[Element data from apps and pages]
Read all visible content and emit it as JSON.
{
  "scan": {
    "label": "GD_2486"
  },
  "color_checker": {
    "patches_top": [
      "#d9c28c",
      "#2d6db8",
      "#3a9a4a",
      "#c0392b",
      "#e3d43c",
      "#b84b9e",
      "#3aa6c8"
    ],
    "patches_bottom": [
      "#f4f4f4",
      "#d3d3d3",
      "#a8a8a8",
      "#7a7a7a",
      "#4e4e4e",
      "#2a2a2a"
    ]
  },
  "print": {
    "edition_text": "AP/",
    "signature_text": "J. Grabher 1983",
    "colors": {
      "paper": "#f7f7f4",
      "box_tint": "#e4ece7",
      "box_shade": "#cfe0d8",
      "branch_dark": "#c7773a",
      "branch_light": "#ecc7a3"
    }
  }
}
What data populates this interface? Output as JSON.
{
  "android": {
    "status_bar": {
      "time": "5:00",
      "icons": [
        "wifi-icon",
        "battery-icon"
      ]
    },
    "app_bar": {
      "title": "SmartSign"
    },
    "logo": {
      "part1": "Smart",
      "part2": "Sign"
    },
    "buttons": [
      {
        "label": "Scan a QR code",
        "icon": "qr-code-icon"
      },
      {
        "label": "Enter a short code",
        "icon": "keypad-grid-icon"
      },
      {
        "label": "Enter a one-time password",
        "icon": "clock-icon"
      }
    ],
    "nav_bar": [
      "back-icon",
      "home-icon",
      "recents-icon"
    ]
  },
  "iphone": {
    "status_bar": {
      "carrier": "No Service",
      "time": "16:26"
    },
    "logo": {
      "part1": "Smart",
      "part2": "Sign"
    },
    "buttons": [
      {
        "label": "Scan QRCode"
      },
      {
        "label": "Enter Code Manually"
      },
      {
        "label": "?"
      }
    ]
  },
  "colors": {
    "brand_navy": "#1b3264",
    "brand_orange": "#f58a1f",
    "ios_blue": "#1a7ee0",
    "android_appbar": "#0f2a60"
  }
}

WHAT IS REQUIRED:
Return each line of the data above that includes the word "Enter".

TASK OUTPUT:
        "label": "Enter a short code",
        "label": "Enter a one-time password",
        "label": "Enter Code Manually"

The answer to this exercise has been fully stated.